Select states’ new “detransition” bills cause widespread controversy

by Delaney Browne, Reporter

The word detransition means to halt or reverse a transition process that has already begun or happened in the past. In the case of many detransition bills across the U.S., the word means to change someone back to their biological gender. 

Recent bills passed in parts of the U.S. upset many citizens, especially those who are a part of the trans & LGBTQ+ communities and their allies.

Many of these new bills created to restrain the transgender community center around healthcare. Laws such as Tennessee’s “Youth Health Protection Act” are made to stop the practice of gender-affirming surgeries on minors.

A common theme between these laws is that they do not affect someone over the age of 18 who identifies as transgender; they only impact minors. 

If someone were to perform such surgeries on a minor in other states, the consequences will vary, but in Tennessee, the practitioner’s license can be revoked. These doctors will have to pay a $1000 fine for each occurrence and other “appropriate disciplines by the medical professional’s licensing authority.”

Other controversial laws targeting the LGBTQ+ community such as the “Adult-Oriented Performances Bill” are not directed at minors but adults. The law means that any dance or performance deemed “sexual” not be allowed in public or to be performed in front of minors.

Many people have strong opinions on these laws.

“Drag queens/kings shouldn’t be going to schools and working, hence the 18 and older policy on their bars,” freshman trans-male student Levi Spelman said. “That should also apply outside of the bar.”

Although the bill does apply to many different forms of adult performances, such as strippers and exotic dancers, this bill was more specifically an amendment to the law equating drag queens with these groups of people.

In order to perform the sort of entertainment outlined in the bill, dancers must be in a place specified for the performance such as a nightclub.

Spelman agrees with the stated purpose of the law.

“I’m not saying that they [drag queens] can’t dress up in public, but I don’t think they should be performing in an area that may have minors,” Spelman said. 

On the contrary, some believe the idea of drag queen’s in the bill is misleading and only applies to a select group of people.

“It seems that a lot of more conservative beliefs are hasty to say that performances by drag queens are inherently sexual and inappropriate for children, but this isn’t the case,” Urbana High School freshman Cassie Koh said. “Most drag performances are not sexual in any way and are perfectly fine for children to see.”

Other controversial laws being lumped in to this group of bills involve a focus on students playing on high school and college sports teams. 

Many people believe that it is unfair for a transgender female to participate in female divisions of various sports due to their biological body build. 

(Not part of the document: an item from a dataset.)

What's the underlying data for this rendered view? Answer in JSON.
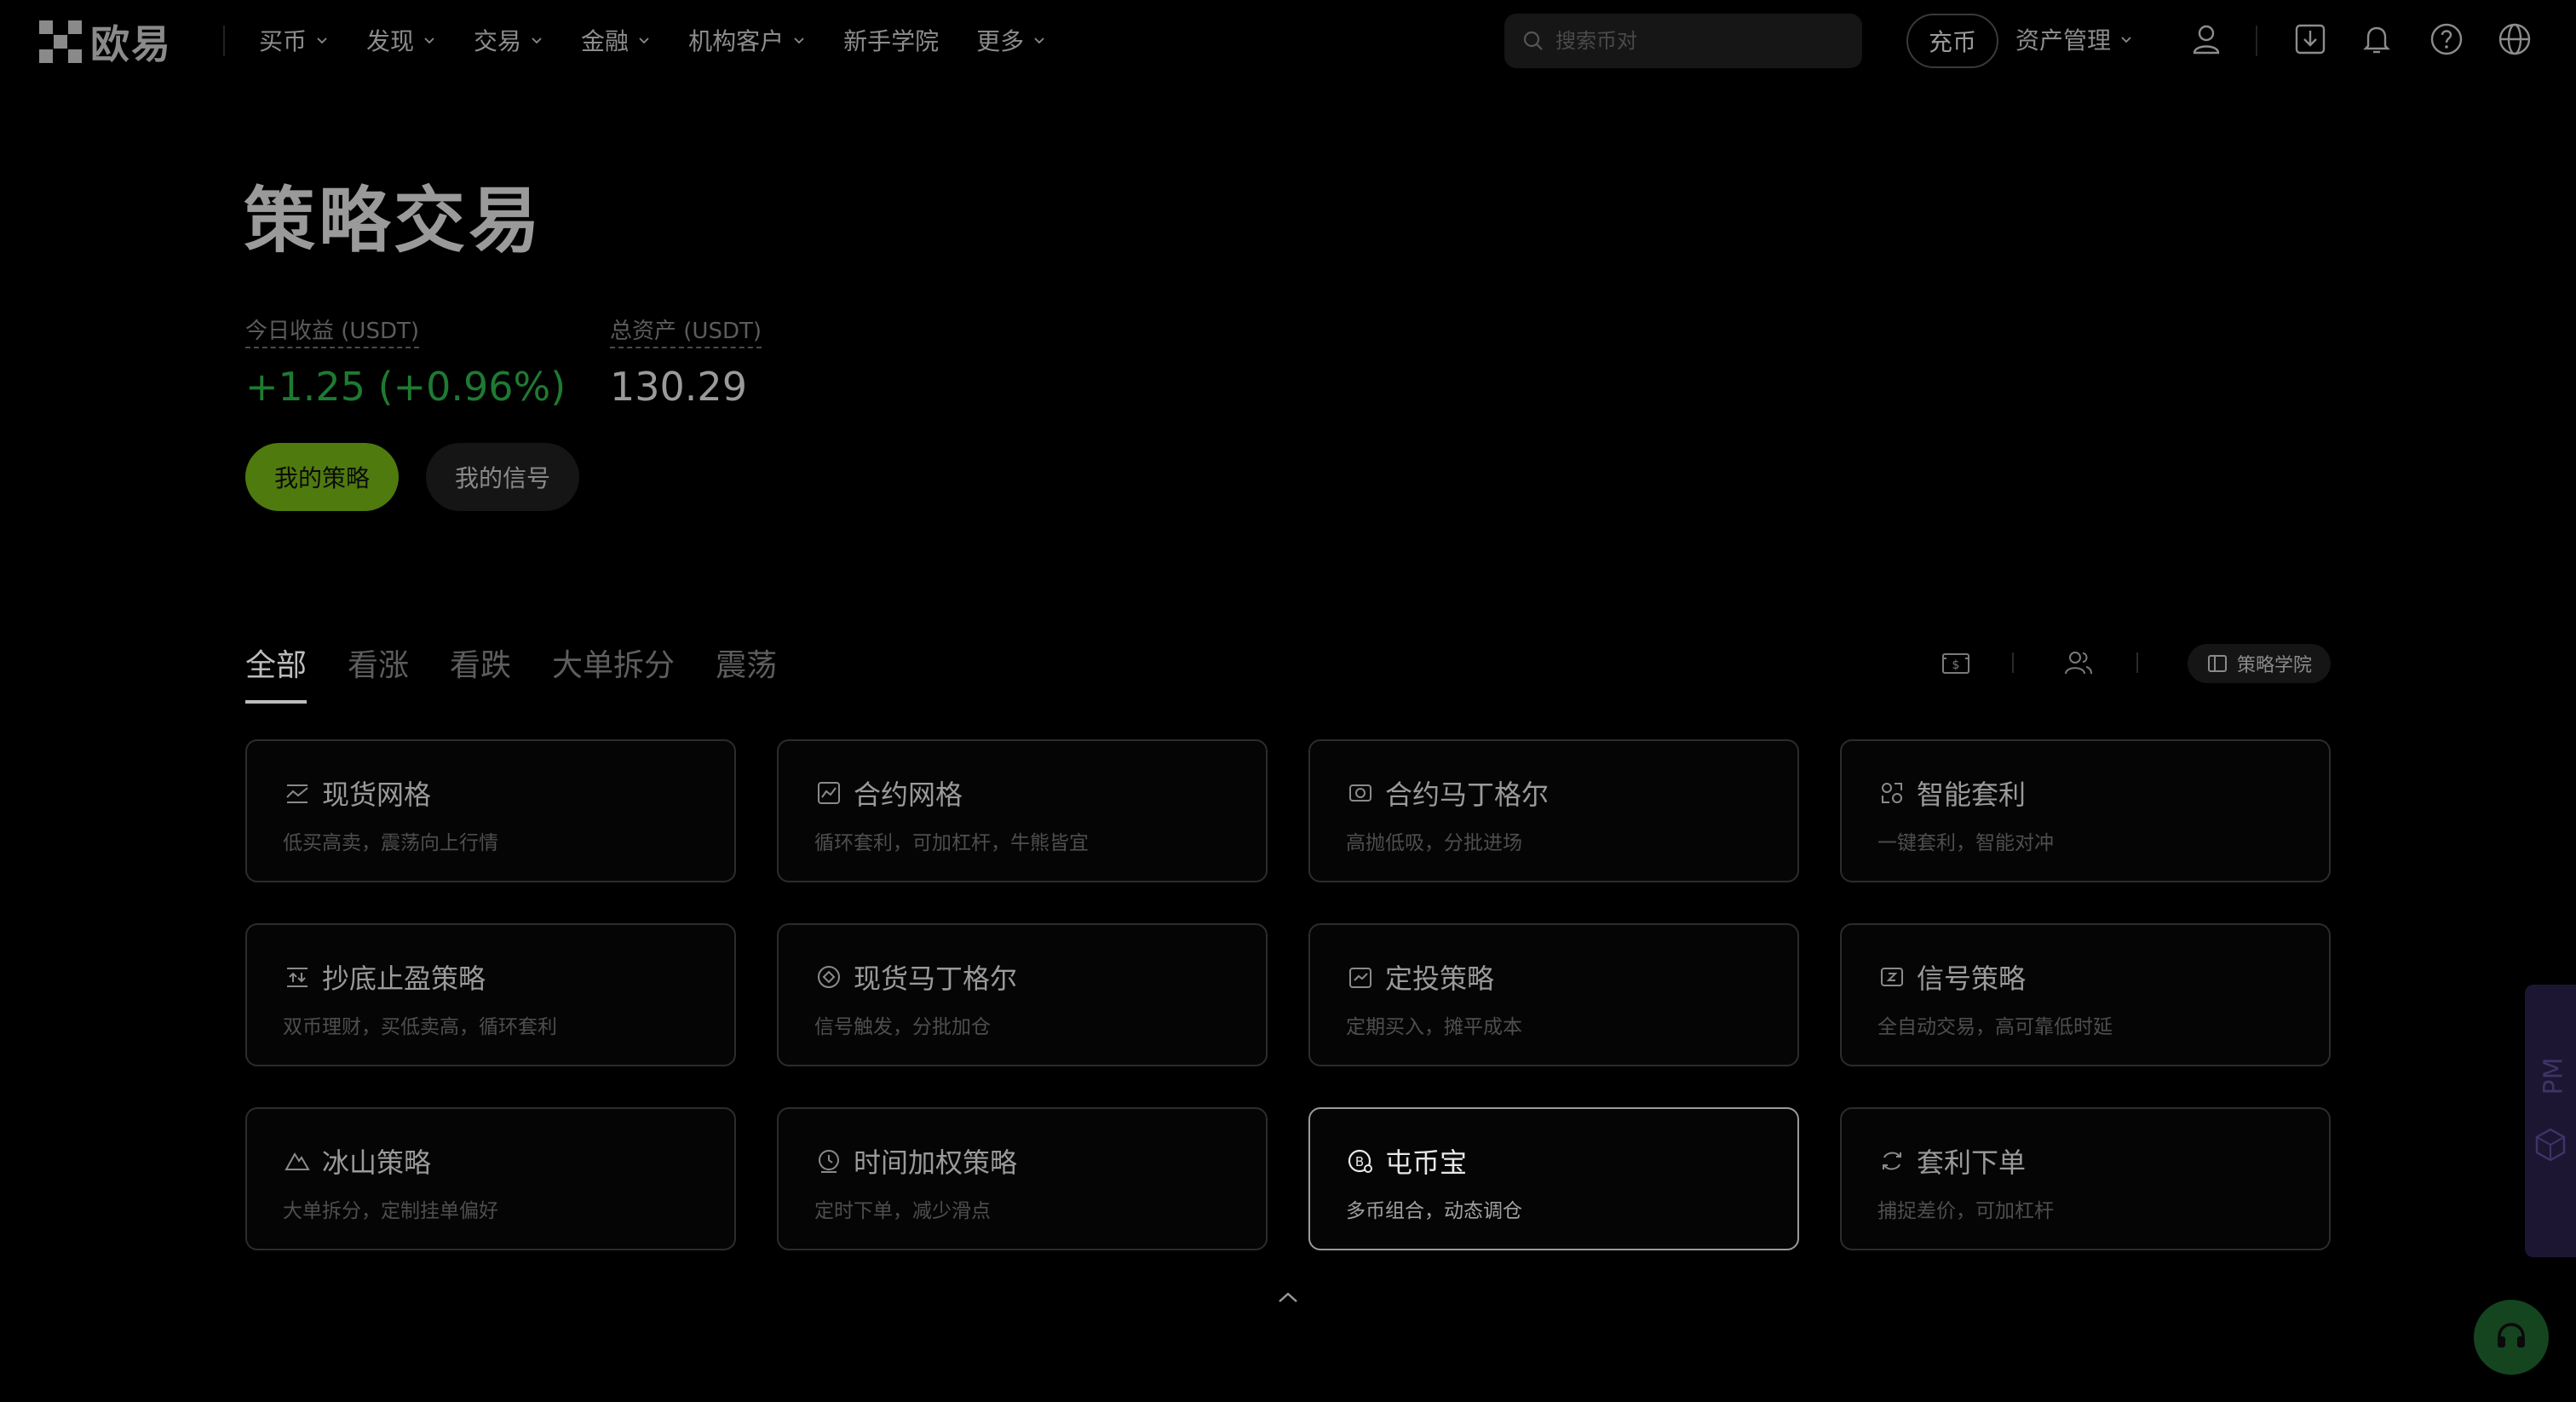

“I respect the fact that they [transgender people] decide to change themselves, but personally I think it gives them an unfair advantage in sports,” said Maylie Houser, a freshman at Linganore. “For example, I was in multiple races with a transgender [female] and they have a natural advantage above me because that’s how they were born.”

I think there should be a category for anyone who wants to compete which includes transgender people and girls and guys so they can still compete and not feel isolated or different

— Maylie Houser

This controversy over trans people participating on sports teams that do not align with their biological sex has even been seen in some major athletic events. This is the case with trans-female swimmer, Lia Thomas, who raised debate after competing and winning against biological women in the NCAA swimming championship.

Although Thomas did make history by being the first transgender woman to ever win an NCAA swimming championship, the historic event was overshadowed by the fact that by birth, Thomas was biologically male. Many stated the win was unfair, since genetically, Thomas’ physiology would be different from that of biological females.

Consequently, such debates led to a number of states creating laws to force people to play in sports and teams that align with their own biological sexes. This includes HJR 82 of Missouri, which is an amendment to Article IX of the Missouri Constitution, forcing transpeople to 1) play sports alongside their biological sex and 2) share locker rooms, bathrooms, etc. with said people.

Other people believe that transgender people should be allowed to participate with their preferred gender, seeing as they may be uncomfortable being put in such a position with their biological sex.

“When older [like teens and adults] I feel like they should go to the gender they transitioned to,” says ninth grade Urbana student Sophia Kling. “They would almost be fully transitioned, since you can’t get surgery at a younger age.”

On the other end of the situation, states such as Florida have stated they are trying to gradually stop gender transitions all together.  

Florida’s HB 1421 begins a new “gender clinical intervention” which will take effect on July 1. The house bill will make it illegal for a minor to endure hormone therapies, and minors who are currently getting them will have to stop by Dec. 31. The law will be passed in the hopes of gradually stopping said therapies altogether. 

The law also includes penalties for any Florida citizen who tries to take their child out of the state to get these therapies. This may include possibly having their children taken from them by Child Protective Services.